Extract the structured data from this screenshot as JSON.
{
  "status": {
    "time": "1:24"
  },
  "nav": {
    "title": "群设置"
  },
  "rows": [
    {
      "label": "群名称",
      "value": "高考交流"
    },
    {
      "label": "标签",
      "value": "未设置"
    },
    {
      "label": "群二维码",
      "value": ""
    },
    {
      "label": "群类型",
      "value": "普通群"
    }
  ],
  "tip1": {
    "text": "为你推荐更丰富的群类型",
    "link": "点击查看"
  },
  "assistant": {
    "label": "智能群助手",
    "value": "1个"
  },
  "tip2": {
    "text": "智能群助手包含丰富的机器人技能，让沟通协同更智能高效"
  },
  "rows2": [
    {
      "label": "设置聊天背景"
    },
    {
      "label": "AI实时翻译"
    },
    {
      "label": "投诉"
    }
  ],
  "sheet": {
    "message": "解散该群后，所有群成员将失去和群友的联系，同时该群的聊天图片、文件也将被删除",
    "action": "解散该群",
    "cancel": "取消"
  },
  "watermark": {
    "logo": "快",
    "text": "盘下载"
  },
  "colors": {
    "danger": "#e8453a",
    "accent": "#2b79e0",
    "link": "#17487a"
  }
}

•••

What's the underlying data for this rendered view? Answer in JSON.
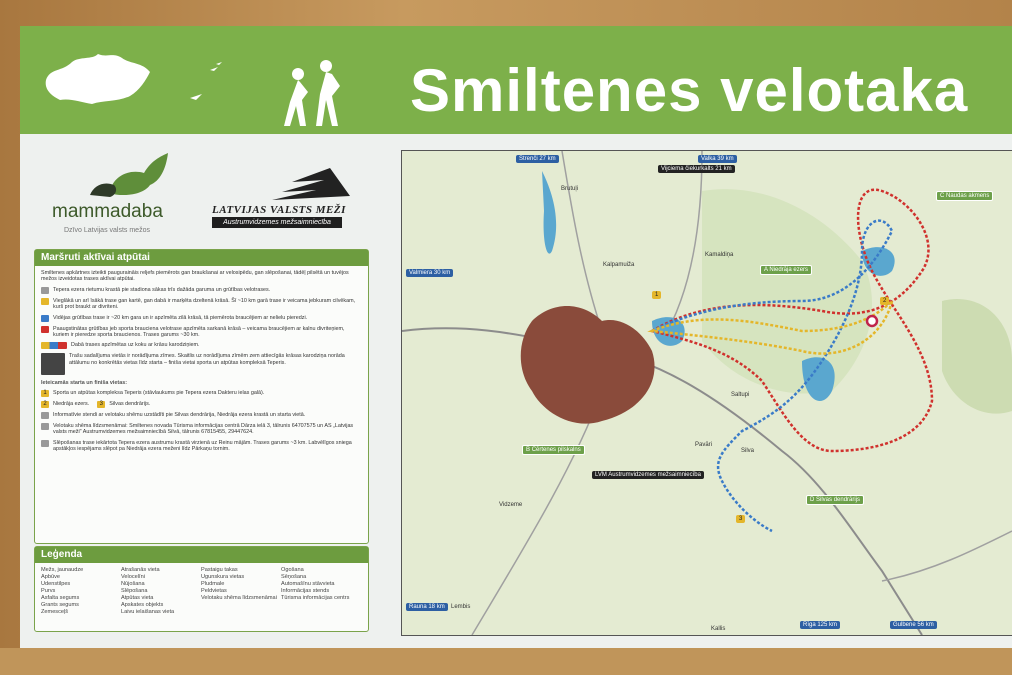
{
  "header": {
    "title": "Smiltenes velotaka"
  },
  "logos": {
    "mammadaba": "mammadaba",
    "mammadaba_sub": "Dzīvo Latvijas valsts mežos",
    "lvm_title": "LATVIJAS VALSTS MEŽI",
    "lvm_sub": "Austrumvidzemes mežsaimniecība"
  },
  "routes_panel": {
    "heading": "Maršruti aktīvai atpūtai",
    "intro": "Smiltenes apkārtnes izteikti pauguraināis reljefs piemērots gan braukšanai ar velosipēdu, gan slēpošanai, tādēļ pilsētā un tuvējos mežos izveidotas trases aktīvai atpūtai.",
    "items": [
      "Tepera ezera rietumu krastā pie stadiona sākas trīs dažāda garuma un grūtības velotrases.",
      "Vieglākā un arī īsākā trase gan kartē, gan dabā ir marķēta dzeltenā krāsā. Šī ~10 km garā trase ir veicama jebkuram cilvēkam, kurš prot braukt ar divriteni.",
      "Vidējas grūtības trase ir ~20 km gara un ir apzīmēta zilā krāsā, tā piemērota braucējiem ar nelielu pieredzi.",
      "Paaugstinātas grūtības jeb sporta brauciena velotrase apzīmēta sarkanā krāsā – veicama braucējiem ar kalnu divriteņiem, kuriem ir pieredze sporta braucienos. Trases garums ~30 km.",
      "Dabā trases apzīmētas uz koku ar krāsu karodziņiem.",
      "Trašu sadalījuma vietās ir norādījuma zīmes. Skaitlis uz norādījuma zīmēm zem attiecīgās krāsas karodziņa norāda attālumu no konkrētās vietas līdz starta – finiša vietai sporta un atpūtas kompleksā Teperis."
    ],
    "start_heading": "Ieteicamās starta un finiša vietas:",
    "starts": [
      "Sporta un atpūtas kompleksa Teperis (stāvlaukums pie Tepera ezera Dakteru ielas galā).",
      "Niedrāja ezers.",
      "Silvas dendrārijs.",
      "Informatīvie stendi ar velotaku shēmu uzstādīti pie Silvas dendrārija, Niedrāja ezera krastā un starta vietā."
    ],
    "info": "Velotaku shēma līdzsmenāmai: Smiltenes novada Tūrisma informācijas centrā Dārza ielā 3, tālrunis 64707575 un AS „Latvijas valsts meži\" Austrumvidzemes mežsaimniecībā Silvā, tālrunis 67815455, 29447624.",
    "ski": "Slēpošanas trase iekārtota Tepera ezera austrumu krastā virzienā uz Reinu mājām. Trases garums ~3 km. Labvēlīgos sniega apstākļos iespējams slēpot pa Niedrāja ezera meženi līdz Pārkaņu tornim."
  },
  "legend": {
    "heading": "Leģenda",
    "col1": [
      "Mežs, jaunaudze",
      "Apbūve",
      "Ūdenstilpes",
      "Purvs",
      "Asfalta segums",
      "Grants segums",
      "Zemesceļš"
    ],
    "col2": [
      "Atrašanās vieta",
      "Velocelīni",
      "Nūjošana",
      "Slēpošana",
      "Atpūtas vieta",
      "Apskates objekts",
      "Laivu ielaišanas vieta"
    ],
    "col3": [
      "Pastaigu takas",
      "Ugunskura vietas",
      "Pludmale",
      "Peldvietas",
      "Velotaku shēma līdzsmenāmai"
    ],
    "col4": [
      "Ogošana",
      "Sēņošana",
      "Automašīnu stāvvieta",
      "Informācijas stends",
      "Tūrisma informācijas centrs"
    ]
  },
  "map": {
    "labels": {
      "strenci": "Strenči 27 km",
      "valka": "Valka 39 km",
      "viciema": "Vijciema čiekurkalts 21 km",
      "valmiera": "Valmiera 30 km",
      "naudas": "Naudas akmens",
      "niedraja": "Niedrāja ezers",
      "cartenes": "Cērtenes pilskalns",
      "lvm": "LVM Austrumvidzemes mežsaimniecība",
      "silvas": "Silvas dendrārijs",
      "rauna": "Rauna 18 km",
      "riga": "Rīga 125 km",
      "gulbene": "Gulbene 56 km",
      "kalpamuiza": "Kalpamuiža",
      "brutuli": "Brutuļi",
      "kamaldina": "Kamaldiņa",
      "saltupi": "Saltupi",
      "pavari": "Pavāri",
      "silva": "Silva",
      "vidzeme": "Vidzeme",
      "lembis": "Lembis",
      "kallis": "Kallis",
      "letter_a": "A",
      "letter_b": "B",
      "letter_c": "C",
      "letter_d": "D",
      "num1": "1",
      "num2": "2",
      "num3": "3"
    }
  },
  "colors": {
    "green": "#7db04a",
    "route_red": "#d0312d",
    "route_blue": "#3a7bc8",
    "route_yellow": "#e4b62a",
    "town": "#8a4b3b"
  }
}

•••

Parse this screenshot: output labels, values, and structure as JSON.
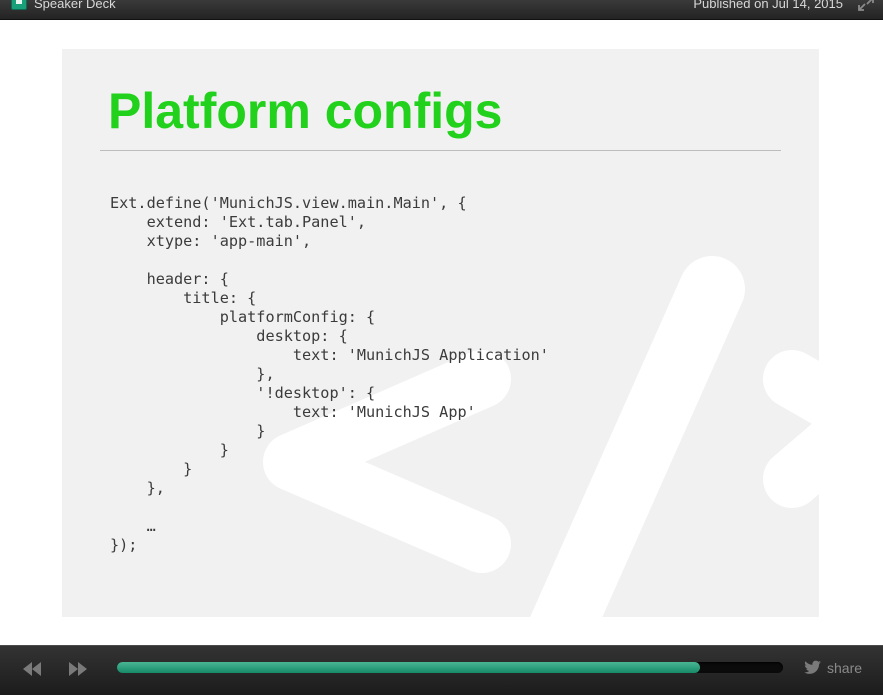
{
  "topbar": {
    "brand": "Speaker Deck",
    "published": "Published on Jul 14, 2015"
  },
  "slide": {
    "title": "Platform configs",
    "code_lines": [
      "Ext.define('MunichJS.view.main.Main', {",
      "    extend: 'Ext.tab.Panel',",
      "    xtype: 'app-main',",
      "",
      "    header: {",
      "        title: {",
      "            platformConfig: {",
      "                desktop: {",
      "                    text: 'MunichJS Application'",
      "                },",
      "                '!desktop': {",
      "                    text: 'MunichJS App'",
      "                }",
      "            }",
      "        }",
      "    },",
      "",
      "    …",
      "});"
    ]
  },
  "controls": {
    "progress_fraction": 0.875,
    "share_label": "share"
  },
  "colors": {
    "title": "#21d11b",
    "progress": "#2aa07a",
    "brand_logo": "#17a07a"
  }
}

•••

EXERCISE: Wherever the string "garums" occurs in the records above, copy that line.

TASK ANSWER:
      "Paaugstinātas grūtības jeb sporta brauciena velotrase apzīmēta sarkanā krāsā – veicama braucējiem ar kalnu divriteņiem, kuriem ir pieredze sporta braucienos. Trases garums ~30 km.",
    "ski": "Slēpošanas trase iekārtota Tepera ezera austrumu krastā virzienā uz Reinu mājām. Trases garums ~3 km. Labvēlīgos sniega apstākļos iespējams slēpot pa Niedrāja ezera meženi līdz Pārkaņu tornim."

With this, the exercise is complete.